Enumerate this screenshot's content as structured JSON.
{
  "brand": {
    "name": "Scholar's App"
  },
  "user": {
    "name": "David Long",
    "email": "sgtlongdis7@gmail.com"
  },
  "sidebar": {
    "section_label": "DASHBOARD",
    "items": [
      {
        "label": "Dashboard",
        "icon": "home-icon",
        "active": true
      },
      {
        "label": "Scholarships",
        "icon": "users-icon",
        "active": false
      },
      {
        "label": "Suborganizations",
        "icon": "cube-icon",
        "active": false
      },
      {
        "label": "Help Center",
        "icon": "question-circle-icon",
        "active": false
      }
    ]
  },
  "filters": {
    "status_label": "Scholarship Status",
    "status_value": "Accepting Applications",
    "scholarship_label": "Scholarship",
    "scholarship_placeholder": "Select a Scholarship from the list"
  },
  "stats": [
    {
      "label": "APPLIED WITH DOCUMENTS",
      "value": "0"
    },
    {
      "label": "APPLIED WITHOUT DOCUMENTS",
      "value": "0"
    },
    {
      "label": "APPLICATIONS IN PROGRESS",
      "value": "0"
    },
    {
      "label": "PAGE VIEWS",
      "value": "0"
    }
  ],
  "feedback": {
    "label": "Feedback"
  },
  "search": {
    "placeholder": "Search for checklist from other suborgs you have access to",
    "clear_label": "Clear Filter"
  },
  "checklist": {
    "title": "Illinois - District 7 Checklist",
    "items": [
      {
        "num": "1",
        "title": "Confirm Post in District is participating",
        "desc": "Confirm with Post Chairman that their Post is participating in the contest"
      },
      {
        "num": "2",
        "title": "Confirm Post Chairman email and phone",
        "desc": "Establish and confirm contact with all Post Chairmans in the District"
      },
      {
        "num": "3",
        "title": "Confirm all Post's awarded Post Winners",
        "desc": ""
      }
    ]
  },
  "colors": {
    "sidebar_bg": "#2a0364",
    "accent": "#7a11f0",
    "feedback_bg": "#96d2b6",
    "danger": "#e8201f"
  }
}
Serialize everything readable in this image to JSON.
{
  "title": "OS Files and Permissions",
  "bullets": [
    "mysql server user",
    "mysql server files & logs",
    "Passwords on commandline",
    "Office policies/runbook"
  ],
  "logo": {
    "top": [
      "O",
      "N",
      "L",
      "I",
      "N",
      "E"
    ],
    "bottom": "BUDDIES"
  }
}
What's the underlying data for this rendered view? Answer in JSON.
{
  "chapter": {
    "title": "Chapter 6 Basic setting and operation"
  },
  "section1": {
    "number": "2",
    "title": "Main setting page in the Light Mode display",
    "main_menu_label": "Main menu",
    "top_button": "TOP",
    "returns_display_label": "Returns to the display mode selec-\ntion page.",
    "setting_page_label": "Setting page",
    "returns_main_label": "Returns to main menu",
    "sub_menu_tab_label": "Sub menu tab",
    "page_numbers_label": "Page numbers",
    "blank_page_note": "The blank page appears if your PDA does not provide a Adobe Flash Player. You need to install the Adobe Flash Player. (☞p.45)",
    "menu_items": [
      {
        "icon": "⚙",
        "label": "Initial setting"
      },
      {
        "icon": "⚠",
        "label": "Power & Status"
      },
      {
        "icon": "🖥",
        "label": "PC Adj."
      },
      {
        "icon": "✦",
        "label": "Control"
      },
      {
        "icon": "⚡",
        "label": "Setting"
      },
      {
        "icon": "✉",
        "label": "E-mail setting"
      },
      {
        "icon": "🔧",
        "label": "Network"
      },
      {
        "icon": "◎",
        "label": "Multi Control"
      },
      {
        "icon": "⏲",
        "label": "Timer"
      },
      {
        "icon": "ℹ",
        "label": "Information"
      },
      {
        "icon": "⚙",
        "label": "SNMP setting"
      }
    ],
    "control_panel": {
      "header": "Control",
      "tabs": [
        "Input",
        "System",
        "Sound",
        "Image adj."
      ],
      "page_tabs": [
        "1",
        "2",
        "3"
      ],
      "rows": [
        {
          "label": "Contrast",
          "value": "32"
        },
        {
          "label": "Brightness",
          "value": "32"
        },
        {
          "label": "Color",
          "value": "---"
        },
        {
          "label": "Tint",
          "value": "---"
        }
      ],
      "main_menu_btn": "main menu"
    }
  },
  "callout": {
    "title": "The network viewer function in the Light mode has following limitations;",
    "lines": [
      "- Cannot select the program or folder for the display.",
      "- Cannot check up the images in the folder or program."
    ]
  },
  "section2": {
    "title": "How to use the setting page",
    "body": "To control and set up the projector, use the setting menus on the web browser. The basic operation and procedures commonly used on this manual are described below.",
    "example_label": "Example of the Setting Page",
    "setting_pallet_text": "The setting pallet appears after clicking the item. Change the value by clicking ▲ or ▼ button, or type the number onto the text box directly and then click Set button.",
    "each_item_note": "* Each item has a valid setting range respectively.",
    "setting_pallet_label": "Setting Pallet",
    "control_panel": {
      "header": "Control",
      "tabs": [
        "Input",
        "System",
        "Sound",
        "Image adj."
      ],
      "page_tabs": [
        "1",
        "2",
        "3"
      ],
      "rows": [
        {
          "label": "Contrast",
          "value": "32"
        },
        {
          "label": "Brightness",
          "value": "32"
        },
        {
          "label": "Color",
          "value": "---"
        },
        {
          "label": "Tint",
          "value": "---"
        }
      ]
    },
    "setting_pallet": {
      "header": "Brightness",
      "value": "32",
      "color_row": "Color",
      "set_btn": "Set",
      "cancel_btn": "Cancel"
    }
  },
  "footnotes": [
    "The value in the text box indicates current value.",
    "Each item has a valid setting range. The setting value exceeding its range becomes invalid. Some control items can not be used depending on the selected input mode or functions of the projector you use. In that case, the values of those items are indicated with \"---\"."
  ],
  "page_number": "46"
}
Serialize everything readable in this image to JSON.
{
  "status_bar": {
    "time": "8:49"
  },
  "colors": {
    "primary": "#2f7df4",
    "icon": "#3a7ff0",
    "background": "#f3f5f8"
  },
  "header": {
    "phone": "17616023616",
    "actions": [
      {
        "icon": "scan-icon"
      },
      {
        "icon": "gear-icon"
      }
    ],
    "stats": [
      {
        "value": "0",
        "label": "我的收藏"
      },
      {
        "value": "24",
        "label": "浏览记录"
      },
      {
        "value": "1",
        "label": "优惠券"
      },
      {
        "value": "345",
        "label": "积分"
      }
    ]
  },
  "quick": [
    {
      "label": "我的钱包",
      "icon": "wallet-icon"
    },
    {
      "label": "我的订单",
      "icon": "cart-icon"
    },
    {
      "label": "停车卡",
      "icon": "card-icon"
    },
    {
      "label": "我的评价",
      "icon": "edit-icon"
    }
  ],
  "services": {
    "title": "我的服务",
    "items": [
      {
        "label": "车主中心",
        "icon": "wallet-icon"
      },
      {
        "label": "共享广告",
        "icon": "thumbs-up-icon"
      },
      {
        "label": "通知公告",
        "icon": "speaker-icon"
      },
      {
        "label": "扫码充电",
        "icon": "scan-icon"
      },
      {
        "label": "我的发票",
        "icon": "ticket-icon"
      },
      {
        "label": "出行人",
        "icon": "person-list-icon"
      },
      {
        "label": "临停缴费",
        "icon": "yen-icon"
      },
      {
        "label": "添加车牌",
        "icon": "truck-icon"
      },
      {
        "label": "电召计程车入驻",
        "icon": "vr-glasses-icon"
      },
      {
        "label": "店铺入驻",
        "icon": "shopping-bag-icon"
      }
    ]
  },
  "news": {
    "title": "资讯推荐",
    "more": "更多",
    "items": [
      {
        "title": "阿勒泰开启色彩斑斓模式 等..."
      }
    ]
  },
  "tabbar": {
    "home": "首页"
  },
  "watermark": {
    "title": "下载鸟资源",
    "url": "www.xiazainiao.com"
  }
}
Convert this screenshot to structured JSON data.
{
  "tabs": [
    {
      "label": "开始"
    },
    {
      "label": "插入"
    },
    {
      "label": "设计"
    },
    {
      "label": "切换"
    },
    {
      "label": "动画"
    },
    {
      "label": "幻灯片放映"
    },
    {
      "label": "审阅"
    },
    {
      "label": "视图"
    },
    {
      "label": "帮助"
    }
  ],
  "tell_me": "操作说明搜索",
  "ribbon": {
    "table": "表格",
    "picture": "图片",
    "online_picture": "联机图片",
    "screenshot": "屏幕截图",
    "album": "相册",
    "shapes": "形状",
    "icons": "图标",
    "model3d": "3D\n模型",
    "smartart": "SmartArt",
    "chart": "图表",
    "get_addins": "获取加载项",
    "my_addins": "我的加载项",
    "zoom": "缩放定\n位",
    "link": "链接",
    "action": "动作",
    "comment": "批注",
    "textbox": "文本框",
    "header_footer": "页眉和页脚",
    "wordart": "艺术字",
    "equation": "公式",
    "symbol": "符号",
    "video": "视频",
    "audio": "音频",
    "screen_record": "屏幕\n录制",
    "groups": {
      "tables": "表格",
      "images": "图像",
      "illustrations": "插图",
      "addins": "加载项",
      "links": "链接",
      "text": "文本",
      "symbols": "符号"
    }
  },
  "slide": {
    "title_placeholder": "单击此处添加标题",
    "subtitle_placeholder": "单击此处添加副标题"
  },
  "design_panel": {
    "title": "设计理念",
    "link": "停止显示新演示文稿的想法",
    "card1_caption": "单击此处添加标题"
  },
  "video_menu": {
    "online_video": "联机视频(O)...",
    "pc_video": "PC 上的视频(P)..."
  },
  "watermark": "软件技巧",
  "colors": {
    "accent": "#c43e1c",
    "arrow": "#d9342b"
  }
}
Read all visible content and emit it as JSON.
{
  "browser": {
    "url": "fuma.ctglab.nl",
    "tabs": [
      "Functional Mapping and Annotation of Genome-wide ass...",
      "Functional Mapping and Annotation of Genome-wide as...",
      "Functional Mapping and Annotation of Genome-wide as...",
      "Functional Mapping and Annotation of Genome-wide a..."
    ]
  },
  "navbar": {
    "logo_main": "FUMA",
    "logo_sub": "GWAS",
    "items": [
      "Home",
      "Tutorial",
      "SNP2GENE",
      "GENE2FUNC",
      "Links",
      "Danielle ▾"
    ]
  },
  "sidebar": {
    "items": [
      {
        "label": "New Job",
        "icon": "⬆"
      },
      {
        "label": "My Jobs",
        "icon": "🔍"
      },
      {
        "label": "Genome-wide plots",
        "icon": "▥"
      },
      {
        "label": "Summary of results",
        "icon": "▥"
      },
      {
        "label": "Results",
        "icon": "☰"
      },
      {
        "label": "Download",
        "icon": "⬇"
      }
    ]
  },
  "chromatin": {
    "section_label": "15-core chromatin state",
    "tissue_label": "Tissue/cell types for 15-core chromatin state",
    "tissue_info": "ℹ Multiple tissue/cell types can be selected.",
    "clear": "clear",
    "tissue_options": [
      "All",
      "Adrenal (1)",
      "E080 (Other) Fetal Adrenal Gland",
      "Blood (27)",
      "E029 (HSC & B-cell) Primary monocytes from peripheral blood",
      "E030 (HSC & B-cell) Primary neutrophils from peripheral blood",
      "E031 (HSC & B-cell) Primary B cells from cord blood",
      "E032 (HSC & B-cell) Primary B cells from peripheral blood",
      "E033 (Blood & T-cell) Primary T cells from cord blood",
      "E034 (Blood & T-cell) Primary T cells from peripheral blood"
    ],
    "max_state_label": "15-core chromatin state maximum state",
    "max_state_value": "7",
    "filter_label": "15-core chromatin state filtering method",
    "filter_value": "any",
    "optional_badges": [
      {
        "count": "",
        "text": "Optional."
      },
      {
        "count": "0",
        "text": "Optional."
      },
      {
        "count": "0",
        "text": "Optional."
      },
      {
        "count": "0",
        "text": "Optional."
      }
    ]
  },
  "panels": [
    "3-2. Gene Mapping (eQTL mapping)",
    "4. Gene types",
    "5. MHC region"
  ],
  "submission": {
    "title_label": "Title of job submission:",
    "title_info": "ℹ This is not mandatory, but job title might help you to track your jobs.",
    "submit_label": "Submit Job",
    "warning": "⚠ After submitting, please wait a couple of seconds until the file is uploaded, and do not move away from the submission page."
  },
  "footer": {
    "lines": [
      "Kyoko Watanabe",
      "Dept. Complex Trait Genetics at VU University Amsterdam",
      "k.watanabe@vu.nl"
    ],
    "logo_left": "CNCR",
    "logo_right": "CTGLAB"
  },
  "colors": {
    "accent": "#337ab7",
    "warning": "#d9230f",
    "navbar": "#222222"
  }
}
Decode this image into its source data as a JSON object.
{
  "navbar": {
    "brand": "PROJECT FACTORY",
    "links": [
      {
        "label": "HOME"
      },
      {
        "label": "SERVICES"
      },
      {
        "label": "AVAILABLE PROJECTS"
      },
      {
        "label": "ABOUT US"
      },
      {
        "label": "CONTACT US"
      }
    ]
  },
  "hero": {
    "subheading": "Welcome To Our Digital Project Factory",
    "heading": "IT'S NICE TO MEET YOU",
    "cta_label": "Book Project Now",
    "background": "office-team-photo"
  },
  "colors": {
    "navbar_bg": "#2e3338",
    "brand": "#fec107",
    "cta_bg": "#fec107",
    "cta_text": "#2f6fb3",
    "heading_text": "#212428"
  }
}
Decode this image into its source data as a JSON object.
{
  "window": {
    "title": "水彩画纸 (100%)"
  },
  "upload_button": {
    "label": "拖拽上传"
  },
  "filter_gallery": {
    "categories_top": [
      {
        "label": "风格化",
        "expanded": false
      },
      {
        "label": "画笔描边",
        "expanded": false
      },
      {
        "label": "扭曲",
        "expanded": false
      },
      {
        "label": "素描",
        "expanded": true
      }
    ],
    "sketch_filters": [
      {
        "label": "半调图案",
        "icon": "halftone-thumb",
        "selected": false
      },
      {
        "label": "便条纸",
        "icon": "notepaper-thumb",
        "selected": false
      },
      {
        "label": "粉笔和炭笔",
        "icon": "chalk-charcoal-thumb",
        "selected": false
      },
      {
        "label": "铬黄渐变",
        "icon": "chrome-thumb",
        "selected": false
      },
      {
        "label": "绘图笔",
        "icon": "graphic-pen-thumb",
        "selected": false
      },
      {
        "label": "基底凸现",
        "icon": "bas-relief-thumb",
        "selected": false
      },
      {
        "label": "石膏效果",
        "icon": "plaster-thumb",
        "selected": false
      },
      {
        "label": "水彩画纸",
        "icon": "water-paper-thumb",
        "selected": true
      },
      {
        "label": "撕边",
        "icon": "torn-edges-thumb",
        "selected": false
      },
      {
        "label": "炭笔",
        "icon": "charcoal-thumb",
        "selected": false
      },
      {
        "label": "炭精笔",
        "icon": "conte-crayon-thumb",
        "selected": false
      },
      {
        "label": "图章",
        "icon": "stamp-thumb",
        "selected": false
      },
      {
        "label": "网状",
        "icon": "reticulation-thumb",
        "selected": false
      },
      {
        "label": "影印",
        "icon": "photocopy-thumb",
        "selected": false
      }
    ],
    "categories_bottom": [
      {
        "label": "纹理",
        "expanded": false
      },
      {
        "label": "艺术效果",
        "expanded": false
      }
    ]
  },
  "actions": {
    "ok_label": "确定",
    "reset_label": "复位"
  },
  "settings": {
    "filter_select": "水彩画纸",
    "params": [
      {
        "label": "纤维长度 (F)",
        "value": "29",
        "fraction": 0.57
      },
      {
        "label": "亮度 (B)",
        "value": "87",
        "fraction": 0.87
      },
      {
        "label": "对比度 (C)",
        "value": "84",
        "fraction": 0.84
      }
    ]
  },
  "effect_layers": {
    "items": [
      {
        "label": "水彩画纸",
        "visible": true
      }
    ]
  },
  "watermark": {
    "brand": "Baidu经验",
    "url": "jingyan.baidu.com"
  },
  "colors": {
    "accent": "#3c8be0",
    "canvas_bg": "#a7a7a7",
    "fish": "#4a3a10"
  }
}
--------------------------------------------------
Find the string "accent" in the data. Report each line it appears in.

    "accent": "#7a11f0",
    "accent": "#c43e1c",
    "accent": "#337ab7",
    "accent": "#3c8be0",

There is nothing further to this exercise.